** Action item **
How many lines below hold the string "caracteres"? Report that number alone.
-------
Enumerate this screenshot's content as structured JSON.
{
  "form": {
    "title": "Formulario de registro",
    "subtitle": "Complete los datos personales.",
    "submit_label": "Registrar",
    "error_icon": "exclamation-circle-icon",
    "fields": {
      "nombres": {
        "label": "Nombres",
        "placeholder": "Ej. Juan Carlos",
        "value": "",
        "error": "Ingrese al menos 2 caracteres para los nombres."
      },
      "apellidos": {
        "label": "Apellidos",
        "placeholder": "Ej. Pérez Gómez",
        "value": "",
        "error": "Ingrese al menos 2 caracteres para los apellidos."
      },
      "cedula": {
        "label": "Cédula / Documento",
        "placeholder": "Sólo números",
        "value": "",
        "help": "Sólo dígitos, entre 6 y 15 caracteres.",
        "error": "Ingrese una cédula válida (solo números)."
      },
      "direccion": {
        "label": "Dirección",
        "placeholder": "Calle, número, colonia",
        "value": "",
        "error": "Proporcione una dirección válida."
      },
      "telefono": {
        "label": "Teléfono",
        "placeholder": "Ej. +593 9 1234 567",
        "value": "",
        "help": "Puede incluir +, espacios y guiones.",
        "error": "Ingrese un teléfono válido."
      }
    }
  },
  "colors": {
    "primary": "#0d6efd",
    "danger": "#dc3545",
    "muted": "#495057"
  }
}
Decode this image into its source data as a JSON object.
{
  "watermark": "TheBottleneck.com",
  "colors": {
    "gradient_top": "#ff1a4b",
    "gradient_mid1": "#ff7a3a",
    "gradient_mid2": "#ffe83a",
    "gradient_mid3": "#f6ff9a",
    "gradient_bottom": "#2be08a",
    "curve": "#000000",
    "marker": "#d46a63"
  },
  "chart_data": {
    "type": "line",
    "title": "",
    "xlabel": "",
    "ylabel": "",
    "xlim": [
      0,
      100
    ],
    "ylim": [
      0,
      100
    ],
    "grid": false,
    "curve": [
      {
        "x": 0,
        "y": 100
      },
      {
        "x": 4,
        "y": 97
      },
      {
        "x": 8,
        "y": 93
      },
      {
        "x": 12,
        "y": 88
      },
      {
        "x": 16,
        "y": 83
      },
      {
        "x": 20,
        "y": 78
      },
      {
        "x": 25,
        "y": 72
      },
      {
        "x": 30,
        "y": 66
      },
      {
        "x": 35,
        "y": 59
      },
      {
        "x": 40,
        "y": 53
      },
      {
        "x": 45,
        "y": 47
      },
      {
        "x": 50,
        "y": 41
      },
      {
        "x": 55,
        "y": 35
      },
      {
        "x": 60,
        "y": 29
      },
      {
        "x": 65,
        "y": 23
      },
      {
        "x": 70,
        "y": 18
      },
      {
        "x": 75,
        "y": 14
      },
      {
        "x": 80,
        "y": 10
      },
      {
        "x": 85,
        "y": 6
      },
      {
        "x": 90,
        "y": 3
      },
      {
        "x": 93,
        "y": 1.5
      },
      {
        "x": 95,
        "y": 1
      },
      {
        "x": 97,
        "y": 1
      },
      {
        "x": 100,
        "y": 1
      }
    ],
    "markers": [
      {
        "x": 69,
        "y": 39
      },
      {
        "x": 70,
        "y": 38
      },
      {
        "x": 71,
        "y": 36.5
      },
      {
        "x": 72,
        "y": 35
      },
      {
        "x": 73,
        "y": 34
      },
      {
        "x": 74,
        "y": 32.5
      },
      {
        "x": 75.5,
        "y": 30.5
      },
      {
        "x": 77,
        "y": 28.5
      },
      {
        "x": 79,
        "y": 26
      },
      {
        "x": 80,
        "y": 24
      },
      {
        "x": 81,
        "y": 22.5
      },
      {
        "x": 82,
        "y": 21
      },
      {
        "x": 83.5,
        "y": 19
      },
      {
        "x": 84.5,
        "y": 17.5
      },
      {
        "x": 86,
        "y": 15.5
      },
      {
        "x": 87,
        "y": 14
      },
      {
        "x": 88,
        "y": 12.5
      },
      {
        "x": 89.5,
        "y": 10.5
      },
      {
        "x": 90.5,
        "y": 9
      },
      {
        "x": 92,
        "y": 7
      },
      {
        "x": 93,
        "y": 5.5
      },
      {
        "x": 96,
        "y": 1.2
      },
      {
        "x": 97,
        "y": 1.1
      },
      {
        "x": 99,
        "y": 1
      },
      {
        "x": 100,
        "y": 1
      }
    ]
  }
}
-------
** Answer area **
3